Exercise - In the entries below, spot each line with the word "title" and copy it.

***** Data provided

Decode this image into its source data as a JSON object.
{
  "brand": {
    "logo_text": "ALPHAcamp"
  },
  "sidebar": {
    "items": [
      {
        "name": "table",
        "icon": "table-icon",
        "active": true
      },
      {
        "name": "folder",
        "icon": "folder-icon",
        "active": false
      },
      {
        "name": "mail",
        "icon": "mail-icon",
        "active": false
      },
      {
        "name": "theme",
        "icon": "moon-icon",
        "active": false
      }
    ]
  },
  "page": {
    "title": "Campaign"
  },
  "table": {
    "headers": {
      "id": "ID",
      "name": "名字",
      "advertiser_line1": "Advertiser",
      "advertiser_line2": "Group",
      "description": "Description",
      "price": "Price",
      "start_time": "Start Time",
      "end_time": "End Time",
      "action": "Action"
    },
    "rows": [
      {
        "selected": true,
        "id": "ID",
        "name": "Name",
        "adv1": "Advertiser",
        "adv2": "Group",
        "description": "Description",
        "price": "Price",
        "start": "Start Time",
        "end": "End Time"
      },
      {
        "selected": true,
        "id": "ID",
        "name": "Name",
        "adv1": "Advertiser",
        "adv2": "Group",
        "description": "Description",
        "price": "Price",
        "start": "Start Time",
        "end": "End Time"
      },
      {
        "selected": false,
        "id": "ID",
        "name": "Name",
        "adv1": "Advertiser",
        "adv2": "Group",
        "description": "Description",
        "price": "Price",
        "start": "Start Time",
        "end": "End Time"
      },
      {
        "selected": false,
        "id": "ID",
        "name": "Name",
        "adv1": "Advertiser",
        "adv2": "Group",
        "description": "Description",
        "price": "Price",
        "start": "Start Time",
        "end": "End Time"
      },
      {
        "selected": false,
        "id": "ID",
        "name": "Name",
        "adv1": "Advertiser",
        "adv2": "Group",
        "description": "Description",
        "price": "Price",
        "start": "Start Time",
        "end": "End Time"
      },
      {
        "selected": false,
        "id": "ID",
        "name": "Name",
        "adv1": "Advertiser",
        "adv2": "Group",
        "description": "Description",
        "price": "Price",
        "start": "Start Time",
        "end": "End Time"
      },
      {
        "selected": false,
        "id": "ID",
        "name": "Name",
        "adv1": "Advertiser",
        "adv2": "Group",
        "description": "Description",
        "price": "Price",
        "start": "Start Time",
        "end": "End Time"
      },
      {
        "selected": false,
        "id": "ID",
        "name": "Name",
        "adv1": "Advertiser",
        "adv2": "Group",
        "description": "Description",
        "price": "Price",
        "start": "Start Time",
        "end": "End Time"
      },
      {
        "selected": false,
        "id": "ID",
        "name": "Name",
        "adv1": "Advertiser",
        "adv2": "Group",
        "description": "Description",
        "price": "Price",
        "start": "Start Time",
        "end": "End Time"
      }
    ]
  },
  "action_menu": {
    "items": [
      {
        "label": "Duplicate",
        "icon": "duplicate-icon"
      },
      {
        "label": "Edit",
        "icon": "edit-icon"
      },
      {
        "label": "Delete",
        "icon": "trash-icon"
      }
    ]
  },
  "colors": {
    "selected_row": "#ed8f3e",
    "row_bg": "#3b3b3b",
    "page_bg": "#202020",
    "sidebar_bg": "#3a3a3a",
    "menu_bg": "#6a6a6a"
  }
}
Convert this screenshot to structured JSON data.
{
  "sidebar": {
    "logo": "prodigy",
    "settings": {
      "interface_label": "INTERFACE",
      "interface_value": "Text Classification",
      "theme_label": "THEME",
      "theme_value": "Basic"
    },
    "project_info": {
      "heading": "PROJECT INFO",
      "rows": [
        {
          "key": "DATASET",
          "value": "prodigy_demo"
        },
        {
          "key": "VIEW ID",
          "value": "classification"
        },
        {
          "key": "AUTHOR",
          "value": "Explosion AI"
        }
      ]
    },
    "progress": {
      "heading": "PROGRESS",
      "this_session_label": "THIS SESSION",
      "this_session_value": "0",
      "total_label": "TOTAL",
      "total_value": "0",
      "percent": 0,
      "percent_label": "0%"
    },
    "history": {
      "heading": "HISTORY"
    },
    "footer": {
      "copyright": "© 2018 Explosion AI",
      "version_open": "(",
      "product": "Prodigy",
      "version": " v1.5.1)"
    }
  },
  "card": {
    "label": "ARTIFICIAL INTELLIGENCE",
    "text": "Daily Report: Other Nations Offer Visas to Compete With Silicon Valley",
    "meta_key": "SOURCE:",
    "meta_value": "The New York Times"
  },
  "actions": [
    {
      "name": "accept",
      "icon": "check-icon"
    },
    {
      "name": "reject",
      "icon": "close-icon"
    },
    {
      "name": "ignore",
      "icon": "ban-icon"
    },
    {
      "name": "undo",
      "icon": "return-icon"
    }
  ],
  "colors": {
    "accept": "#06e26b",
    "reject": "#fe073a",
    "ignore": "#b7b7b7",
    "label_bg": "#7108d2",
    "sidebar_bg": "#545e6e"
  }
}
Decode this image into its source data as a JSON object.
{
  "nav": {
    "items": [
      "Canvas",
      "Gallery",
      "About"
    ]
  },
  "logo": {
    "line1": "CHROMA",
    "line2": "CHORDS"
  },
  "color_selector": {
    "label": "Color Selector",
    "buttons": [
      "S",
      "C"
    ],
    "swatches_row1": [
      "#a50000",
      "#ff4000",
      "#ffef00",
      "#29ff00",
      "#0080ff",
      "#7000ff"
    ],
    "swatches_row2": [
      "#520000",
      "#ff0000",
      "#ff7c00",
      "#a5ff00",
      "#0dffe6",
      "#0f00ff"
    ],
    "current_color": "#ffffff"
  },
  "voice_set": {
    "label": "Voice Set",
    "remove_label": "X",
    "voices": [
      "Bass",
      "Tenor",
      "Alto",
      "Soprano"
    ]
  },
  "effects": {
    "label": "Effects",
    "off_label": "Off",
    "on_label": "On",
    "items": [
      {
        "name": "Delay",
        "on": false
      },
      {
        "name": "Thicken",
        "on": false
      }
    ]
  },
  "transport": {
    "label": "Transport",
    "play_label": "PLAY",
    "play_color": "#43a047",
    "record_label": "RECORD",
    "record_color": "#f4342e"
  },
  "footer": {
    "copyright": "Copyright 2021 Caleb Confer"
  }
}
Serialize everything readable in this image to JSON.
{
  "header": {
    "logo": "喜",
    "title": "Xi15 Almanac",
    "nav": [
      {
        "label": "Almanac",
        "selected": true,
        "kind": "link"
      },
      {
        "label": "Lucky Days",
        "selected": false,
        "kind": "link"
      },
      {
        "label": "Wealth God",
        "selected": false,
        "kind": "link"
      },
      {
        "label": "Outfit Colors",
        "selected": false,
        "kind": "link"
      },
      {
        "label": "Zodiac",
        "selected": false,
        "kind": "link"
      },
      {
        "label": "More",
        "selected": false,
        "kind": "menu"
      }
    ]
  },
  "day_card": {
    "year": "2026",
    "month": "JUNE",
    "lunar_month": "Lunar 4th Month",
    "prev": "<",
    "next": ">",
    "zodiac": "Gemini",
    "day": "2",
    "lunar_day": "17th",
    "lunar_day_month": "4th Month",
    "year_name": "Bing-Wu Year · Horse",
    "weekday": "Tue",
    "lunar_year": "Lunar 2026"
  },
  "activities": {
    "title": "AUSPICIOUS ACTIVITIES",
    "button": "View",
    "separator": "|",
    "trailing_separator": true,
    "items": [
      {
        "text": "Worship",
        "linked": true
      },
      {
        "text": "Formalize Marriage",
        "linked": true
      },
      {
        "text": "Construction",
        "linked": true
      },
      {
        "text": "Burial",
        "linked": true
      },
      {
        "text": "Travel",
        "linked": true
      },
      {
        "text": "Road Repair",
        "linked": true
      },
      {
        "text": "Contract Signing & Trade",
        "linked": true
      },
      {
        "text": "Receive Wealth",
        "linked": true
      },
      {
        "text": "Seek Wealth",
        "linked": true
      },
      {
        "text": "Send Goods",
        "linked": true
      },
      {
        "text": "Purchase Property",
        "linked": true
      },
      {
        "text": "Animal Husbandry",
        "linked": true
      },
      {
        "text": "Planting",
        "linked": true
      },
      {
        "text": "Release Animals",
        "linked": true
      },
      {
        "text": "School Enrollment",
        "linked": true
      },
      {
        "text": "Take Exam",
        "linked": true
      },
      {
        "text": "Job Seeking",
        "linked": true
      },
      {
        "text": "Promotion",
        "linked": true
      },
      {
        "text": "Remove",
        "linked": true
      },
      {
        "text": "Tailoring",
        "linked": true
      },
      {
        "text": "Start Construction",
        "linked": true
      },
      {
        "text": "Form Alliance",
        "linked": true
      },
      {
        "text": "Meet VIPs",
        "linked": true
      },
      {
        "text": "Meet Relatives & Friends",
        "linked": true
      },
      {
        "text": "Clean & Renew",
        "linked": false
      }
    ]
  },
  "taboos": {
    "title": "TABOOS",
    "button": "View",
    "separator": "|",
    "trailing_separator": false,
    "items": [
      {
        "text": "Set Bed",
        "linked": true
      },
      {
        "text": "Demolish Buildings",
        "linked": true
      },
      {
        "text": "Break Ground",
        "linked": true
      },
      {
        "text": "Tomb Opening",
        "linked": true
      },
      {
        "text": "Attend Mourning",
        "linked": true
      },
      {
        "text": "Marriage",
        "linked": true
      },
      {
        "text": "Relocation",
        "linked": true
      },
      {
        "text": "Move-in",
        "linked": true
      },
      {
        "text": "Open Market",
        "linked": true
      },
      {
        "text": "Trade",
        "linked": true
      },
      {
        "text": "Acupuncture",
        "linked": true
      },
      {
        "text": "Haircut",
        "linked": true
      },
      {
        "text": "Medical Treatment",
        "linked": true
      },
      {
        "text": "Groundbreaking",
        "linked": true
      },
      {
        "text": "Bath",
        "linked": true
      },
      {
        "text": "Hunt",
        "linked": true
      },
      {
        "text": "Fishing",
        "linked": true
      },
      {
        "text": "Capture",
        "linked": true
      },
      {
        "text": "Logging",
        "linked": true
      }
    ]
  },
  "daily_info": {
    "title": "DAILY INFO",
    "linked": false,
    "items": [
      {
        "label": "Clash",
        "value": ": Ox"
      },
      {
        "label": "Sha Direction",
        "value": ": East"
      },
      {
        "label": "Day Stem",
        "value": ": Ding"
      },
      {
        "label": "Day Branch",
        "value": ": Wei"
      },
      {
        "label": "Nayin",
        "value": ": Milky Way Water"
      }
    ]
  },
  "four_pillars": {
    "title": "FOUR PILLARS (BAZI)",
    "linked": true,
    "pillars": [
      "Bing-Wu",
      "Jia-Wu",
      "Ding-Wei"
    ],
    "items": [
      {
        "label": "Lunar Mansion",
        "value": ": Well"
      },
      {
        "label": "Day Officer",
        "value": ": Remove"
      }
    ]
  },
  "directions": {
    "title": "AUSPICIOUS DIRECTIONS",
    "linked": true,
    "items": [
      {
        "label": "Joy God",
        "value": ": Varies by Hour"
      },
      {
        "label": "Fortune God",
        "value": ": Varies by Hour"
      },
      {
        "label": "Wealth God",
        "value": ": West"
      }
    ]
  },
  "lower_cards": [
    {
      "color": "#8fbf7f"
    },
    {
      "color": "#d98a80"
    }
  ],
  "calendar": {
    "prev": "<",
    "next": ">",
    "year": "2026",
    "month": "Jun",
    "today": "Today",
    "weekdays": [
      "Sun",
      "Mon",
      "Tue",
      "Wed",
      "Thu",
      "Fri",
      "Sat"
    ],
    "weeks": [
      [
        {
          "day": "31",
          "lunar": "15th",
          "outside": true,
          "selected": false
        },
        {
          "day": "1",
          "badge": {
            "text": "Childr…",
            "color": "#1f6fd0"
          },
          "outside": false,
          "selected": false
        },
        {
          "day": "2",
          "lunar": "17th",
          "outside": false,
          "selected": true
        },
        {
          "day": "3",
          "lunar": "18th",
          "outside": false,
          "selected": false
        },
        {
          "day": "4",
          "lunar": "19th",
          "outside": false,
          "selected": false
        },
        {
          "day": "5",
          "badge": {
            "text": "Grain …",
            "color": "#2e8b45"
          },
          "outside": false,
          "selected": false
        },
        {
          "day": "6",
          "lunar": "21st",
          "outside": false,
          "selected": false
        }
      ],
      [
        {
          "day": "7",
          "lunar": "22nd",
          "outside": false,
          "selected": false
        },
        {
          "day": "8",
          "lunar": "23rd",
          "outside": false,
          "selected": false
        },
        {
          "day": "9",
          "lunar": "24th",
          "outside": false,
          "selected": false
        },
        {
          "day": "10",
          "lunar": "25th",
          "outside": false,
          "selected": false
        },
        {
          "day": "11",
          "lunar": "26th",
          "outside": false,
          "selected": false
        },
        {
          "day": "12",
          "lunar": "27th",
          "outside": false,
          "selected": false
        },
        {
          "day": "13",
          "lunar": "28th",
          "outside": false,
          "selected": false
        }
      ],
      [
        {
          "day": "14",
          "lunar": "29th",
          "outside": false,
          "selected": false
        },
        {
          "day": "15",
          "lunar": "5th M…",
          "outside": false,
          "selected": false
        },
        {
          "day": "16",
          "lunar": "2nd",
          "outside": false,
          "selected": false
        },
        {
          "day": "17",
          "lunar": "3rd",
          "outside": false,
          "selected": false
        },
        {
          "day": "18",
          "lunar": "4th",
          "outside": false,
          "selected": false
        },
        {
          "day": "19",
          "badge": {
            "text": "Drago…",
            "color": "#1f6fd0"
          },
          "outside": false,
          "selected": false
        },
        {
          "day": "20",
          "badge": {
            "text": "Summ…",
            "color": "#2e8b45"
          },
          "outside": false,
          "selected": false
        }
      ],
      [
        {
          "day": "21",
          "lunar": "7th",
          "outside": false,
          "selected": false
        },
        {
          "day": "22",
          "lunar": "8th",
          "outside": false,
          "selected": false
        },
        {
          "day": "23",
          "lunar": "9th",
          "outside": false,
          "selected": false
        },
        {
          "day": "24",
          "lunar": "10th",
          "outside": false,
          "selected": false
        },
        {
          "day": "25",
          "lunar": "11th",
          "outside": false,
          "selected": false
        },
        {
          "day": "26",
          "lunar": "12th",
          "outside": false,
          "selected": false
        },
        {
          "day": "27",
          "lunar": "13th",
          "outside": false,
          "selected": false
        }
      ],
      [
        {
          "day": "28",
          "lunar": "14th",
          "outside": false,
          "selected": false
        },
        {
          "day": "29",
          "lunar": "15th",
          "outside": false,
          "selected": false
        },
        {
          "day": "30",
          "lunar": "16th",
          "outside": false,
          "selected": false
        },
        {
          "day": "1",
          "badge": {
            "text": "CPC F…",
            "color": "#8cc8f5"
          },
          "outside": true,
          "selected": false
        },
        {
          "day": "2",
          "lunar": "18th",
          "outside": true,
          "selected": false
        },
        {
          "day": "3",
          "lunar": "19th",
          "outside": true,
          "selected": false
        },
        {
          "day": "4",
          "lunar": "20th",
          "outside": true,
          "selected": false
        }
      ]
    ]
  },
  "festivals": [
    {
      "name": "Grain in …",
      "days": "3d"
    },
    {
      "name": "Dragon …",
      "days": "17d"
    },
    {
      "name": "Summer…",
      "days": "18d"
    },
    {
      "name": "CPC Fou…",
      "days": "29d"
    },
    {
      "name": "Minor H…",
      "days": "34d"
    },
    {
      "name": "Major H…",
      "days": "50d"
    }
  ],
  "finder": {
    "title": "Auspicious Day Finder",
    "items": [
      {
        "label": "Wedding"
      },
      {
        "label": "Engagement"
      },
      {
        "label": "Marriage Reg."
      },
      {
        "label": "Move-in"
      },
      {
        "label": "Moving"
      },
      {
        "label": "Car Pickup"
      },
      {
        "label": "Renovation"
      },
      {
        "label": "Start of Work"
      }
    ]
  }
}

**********

Exercise solution -
    "title": "Campaign"
    "title": "Xi15 Almanac",
    "title": "AUSPICIOUS ACTIVITIES",
    "title": "TABOOS",
    "title": "DAILY INFO",
    "title": "FOUR PILLARS (BAZI)",
    "title": "AUSPICIOUS DIRECTIONS",
    "title": "Auspicious Day Finder",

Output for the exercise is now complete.